The association's own publication is the MinD magazine , which is sent to members every two months and made available on the website. Numerous regional local newspapers, newsletters and mailing lists are used to exchange information and to announce events. Mensa also operates a Facebook page and is represented on Xing, Twitter and LinkedIn.

German IQ Prize

MinD has been awarding the German IQ Prize since 2004 for ideas in the field of media, education and science, which have “made a special contribution to the common good, to the promotion and research of human intelligence”. The award is made by simple online voting by the association members from a list of nominees by association members and took place annually until 2018, then every two years.

MinD game price

MinD has been awarding board games every year since 2010, in two different categories since 2015. All members of the Mensa in Germany and the MinD University Network (MHN) are entitled to vote when the MinD game award is awarded .

Web links

Individual evidence

  1. About the association on the association's homepage, accessed on May 6, 2019.
  2. Bylaws for the Mensa 2018
  3. Der Spiegel 18/1963: Ingenious or almost ingenious
  4. World records for everything to do with beer , Guinness Book of Records, 1998 edition, accessed May 2, 2016.
  5. Udo Schultz - head of the club of the brightest minds . In: Berliner Zeitung , July 17, 1995, accessed May 2, 2016.
  6. Mensa Youth (U30). In: Mensa in Deutschland eV Accessed on September 3, 2019 (German).
  7. ^ [1] Program of the MinD Academy 2011, accessed on March 13, 2018
  8. ^ [2] Program of the MinD Academy 2006, accessed on March 13, 2018
  9. ^ [3] Program of the MinD Academy 2010, accessed on March 13, 2018
  10. ^ [4] Program of the MinD Academy 2005, accessed on March 13, 2018
  11. ^ [5] Program of the MinD Academy 2007, accessed on March 13, 2018
  12. Cafeteria in Germany e. V. | Facebook.

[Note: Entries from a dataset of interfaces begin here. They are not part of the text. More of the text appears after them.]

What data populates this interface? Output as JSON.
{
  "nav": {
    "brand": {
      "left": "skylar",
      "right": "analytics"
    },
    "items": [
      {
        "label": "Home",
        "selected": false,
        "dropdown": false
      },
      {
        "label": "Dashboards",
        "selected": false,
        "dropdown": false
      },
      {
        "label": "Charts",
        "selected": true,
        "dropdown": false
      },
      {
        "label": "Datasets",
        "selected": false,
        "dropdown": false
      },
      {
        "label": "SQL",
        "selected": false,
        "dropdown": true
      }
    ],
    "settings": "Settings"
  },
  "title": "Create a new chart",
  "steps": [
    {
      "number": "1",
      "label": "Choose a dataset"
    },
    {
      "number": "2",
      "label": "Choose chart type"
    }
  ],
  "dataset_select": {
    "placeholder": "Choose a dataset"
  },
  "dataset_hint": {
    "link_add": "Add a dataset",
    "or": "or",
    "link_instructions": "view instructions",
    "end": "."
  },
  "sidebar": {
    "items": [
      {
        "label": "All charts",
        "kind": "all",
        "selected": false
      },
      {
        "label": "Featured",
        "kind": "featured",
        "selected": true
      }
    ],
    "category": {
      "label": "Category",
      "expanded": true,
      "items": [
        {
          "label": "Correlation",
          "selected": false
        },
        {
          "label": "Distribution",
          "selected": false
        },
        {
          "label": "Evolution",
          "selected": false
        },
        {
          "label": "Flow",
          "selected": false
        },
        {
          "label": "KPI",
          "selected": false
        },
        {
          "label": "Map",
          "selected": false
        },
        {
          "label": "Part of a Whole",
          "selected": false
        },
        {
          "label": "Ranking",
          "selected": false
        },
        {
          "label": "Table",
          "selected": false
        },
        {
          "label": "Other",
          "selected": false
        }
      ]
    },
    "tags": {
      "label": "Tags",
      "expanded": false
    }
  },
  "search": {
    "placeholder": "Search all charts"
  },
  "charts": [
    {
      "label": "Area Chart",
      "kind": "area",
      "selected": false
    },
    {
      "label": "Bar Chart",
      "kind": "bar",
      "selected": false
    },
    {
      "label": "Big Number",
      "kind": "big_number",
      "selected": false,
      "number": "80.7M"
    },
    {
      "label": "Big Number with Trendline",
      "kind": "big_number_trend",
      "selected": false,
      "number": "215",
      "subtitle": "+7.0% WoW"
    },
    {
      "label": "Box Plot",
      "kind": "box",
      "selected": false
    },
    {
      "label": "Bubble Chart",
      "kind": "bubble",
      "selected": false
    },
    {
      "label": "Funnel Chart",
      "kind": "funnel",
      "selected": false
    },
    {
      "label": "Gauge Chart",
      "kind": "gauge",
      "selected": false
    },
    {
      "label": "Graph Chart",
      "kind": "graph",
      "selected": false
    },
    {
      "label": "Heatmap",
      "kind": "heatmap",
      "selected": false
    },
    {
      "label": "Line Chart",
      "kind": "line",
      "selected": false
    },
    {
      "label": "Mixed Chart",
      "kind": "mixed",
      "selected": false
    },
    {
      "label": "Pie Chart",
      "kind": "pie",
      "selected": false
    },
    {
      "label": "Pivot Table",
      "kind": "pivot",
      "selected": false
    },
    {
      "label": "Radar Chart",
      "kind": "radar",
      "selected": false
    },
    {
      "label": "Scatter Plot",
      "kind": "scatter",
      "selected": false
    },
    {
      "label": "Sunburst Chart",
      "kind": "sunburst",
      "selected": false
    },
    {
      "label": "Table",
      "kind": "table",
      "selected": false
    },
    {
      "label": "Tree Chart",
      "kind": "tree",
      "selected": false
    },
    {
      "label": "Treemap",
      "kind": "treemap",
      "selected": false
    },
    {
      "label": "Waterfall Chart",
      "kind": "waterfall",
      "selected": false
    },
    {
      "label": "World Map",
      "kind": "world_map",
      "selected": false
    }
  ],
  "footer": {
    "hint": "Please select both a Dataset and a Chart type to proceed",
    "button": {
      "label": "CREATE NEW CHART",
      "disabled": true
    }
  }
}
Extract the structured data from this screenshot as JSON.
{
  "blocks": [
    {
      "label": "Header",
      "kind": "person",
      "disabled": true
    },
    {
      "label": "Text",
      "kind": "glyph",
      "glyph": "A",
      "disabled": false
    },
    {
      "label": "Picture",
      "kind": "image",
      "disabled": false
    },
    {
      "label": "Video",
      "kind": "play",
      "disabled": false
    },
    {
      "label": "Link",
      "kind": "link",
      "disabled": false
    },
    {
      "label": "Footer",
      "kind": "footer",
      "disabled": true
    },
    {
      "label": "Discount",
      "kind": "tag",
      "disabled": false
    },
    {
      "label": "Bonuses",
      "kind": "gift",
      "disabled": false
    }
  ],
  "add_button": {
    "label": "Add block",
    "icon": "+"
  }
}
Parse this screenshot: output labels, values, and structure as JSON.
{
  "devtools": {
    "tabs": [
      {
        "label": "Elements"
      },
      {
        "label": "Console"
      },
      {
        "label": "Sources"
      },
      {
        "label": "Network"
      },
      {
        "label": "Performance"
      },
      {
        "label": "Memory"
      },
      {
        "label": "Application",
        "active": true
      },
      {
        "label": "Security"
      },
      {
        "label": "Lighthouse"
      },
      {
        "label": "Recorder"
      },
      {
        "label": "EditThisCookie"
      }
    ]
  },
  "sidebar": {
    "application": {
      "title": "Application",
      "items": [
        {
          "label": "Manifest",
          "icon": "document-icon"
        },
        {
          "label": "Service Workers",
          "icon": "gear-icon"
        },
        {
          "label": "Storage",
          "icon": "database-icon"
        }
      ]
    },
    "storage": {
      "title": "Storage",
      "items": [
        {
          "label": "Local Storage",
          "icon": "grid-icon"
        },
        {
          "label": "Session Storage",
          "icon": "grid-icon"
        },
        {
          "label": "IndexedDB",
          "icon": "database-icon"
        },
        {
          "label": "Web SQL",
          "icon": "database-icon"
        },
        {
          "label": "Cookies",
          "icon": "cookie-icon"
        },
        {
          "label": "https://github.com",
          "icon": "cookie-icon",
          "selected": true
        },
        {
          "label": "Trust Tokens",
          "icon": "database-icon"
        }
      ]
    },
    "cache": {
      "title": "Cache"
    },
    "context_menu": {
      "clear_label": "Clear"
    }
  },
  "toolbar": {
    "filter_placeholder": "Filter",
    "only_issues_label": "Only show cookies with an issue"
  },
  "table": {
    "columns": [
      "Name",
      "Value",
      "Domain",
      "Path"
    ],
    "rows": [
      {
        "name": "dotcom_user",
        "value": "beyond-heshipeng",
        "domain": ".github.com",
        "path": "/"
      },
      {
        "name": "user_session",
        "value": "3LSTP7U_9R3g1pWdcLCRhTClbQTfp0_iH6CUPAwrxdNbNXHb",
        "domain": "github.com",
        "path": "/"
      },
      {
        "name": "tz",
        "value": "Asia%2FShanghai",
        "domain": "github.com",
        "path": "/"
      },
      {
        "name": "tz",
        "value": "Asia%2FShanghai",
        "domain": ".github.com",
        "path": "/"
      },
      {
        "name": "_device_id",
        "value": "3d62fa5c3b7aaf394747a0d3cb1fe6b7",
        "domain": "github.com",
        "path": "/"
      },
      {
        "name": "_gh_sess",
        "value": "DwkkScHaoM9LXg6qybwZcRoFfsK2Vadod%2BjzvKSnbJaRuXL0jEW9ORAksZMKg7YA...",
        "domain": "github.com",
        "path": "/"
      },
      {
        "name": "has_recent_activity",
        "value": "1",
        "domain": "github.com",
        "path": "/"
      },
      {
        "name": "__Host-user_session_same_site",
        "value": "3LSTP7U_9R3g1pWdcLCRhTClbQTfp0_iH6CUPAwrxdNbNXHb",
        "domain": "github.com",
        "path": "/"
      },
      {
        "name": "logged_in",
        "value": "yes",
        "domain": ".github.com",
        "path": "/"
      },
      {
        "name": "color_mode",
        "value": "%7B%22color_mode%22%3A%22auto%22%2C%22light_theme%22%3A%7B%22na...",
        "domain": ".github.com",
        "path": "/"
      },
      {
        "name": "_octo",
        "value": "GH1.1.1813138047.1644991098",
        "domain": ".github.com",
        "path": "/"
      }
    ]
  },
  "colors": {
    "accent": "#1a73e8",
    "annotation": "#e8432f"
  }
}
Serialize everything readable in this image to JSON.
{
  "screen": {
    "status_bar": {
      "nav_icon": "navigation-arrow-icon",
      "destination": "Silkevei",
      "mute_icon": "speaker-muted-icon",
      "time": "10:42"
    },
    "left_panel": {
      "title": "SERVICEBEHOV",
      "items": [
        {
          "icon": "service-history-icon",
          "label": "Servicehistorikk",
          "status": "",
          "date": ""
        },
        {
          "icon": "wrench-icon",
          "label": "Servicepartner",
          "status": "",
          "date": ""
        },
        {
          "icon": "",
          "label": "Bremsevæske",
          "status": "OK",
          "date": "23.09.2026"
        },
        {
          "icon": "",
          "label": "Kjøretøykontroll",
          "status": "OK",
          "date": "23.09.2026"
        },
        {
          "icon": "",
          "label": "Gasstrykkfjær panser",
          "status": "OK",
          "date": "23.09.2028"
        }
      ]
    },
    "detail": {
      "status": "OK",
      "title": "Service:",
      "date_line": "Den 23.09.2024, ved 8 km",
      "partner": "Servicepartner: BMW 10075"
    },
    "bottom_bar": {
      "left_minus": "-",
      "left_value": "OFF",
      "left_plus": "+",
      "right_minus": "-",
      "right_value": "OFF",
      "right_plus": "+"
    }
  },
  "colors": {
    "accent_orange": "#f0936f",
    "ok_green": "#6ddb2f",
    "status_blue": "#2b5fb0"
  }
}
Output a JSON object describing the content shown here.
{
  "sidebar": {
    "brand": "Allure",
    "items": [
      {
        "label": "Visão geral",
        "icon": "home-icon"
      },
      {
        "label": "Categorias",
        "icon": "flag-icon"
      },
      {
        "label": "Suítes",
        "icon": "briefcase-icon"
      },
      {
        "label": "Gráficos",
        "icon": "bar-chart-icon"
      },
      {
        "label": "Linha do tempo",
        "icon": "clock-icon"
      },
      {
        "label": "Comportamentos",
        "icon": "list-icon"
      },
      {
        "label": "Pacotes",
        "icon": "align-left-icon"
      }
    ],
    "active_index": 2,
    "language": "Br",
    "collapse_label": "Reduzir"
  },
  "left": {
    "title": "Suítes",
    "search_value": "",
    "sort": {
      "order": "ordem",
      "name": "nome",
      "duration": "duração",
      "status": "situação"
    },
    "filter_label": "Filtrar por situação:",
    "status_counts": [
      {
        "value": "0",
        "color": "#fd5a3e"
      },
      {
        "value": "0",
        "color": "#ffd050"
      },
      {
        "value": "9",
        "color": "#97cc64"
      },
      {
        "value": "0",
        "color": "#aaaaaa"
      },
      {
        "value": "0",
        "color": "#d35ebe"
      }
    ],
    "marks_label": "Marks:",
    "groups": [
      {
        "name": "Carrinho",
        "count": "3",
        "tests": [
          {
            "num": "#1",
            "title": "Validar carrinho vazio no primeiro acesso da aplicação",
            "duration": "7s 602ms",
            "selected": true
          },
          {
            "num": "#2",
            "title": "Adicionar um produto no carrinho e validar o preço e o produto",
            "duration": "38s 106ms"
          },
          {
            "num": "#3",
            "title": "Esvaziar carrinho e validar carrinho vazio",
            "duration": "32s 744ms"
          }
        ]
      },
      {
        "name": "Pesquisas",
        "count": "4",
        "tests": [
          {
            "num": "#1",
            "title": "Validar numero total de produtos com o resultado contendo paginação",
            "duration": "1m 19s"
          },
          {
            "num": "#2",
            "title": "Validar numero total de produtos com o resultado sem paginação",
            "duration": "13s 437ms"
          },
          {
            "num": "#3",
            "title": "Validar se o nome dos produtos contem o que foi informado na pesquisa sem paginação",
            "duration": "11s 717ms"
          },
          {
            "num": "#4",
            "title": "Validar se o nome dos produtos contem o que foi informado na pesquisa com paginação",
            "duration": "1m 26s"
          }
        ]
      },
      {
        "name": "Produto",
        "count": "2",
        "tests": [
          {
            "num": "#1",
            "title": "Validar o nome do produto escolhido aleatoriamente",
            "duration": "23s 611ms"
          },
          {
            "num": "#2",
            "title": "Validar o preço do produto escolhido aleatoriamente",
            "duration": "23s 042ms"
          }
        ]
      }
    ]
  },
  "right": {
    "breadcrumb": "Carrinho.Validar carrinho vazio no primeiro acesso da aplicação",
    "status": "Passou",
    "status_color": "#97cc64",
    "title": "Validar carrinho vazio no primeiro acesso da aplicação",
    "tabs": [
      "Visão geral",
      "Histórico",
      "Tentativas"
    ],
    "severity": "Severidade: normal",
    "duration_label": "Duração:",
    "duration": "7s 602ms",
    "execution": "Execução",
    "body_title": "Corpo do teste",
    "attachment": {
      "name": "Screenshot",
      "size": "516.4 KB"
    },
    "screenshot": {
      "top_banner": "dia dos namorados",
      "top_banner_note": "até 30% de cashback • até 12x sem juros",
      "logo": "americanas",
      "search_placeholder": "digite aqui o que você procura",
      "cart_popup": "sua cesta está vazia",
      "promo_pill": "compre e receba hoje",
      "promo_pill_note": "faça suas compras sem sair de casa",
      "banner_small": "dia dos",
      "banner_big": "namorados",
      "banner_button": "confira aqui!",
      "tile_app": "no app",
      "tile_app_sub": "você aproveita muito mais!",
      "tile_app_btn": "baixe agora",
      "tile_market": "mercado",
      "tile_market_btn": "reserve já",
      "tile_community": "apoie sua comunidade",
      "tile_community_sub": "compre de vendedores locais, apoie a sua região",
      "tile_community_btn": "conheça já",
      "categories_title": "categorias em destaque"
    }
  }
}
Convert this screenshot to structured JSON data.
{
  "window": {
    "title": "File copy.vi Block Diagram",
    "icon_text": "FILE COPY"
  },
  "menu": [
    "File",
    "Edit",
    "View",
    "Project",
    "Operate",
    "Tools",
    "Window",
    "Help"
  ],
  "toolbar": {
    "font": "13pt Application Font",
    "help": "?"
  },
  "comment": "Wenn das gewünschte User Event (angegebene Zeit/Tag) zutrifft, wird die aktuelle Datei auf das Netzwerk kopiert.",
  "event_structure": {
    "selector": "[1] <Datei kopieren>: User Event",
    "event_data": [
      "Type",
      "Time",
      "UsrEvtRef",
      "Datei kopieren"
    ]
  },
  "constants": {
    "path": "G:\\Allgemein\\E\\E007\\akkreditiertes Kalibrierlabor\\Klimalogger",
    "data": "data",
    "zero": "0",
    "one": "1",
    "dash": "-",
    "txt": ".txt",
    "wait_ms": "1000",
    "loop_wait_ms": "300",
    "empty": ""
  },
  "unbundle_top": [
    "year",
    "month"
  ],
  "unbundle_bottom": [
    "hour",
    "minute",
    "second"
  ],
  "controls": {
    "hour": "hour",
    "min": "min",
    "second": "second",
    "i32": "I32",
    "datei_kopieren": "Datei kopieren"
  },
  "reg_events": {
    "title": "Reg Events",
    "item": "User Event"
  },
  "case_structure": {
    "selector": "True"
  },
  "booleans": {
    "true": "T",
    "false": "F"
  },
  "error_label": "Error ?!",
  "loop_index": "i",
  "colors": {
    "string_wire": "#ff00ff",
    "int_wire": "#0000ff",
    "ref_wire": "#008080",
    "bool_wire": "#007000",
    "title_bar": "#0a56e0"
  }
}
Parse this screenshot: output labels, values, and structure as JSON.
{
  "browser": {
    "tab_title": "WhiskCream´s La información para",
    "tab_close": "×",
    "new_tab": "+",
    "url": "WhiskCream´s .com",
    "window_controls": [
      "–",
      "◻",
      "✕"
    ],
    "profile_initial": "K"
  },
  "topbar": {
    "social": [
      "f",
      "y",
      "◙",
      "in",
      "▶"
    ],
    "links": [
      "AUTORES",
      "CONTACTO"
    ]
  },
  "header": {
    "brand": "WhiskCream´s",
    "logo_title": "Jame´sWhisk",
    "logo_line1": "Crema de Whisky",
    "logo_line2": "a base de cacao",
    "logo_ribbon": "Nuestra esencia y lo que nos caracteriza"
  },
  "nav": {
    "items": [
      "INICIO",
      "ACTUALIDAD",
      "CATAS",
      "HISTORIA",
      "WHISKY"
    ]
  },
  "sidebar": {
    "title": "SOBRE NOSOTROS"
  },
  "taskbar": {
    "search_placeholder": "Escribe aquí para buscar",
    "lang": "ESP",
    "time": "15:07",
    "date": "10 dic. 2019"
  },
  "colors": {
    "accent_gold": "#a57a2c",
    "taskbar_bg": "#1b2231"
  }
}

In: Retrieved April 18, 2020 .
  13. Gifted people honor fascinating projects with the IQ Prize , press release Mensa, April 27, 2017